### Work to be completed
Your answer should hold the data exactly as given, minus any picture.

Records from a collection
━━━━━━━━━━
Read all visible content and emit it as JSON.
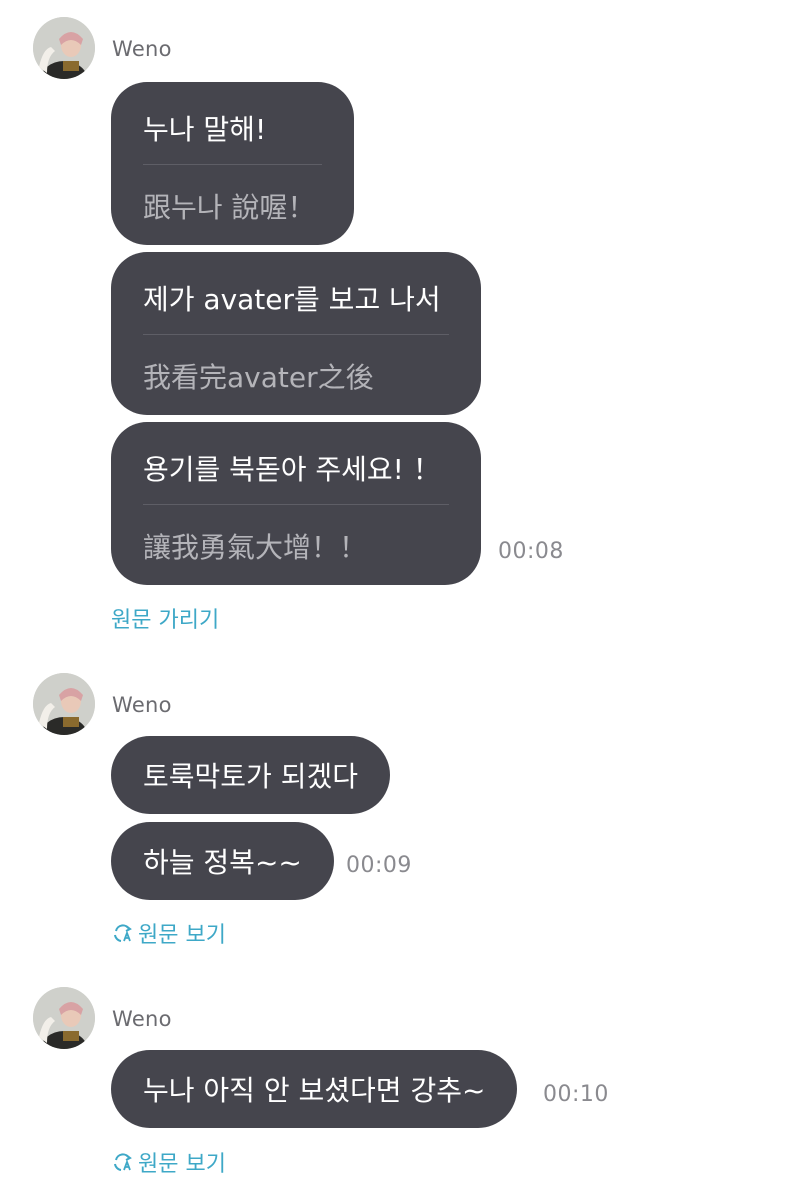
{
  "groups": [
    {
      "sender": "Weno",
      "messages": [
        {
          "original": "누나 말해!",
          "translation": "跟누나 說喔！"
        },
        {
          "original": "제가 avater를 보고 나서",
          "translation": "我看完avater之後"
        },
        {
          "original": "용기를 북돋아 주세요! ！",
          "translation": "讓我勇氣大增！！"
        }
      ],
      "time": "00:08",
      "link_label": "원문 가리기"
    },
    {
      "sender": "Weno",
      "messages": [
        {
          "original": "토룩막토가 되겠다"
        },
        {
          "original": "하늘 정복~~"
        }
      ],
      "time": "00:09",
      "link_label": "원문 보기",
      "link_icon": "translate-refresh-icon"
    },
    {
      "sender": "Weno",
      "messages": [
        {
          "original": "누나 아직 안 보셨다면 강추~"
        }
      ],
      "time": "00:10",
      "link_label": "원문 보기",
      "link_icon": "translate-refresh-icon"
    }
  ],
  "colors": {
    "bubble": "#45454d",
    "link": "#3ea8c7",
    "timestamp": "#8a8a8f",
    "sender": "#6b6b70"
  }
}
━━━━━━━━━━
### Response box
Read all visible content and emit it as JSON.
{
  "groups": [
    {
      "sender": "Weno",
      "messages": [
        {
          "original": "누나 말해!",
          "translation": "跟누나 說喔！"
        },
        {
          "original": "제가 avater를 보고 나서",
          "translation": "我看完avater之後"
        },
        {
          "original": "용기를 북돋아 주세요! ！",
          "translation": "讓我勇氣大增！！"
        }
      ],
      "time": "00:08",
      "link_label": "원문 가리기"
    },
    {
      "sender": "Weno",
      "messages": [
        {
          "original": "토룩막토가 되겠다"
        },
        {
          "original": "하늘 정복~~"
        }
      ],
      "time": "00:09",
      "link_label": "원문 보기",
      "link_icon": "translate-refresh-icon"
    },
    {
      "sender": "Weno",
      "messages": [
        {
          "original": "누나 아직 안 보셨다면 강추~"
        }
      ],
      "time": "00:10",
      "link_label": "원문 보기",
      "link_icon": "translate-refresh-icon"
    }
  ],
  "colors": {
    "bubble": "#45454d",
    "link": "#3ea8c7",
    "timestamp": "#8a8a8f",
    "sender": "#6b6b70"
  }
}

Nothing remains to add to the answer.